These are all great suggestions. I, too, am a nut about not wasting food and struggle with the same issue that you do as a person who does not purchase processed food. Now that fall is in the air, one of the best ways to get the most out of food is to become a master soup-maker! My kids joke that I never make the same soup twice but, hey, we rarely have leftover veggies or meat, the soup I make is healthy and low sodium with no preservatives and this is, in fact, how soup became soup. When you don’t have enough for soup, you can turn that stuff into salad or rice bowls or even fritattas. Of course, when I had little ones, I would “diet” by not making myself a lunch and only eating what my kids left on their plates. Great way to keep the calorie count down!! Great post, Gina. Thanks.

Leave a Comment

Note: Comments that further the discussion of the above content are likely to be approved. Those comments that are vague or are simply submitted in order to promote a product, service or web site, although not necessarily considered "spam," are generally not approved.

If you notice a hole in the upper left-hand corner of your Farmers' Almanac, don't return it to the store! That hole isn't a defect; it's a part of history. Starting with the first edition of the Farmers' Almanac in 1818, readers used to nail holes into the corners to hang it up in their homes, barns, and outhouses (to provide both reading material and toilet paper). In 1919, the Almanac's publishers began pre-drilling holes in the corners to make it even easier for readers to keep all of that invaluable information (and paper) handy.

Spring Is Here – Sign Up Today!
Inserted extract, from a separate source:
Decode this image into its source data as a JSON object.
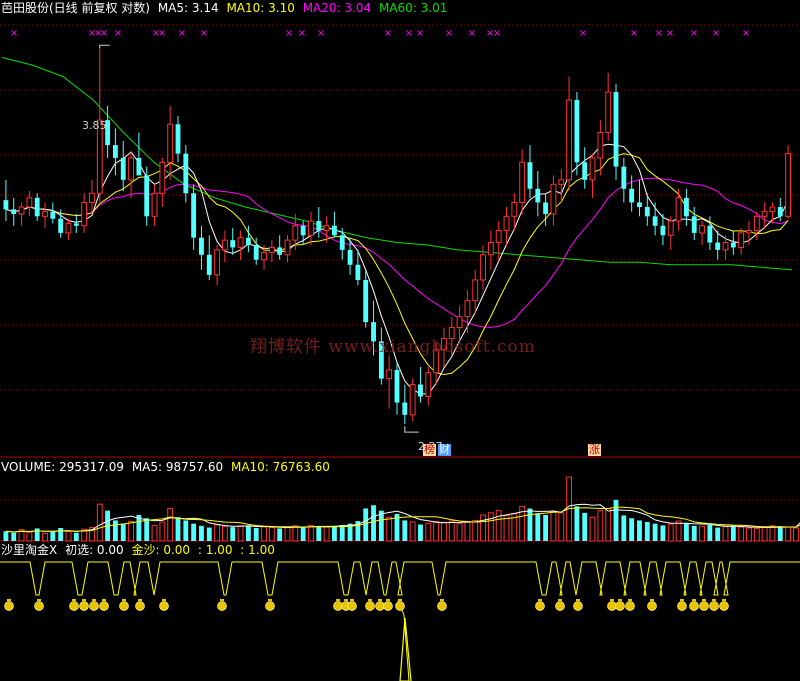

The Farmers' Almanac is a gardener's best friend. Get 365 days of access to our online weather and gardening calendars + a copy of the 2017 Almanac
for only $13.99 $11.99!

Subscribe Today »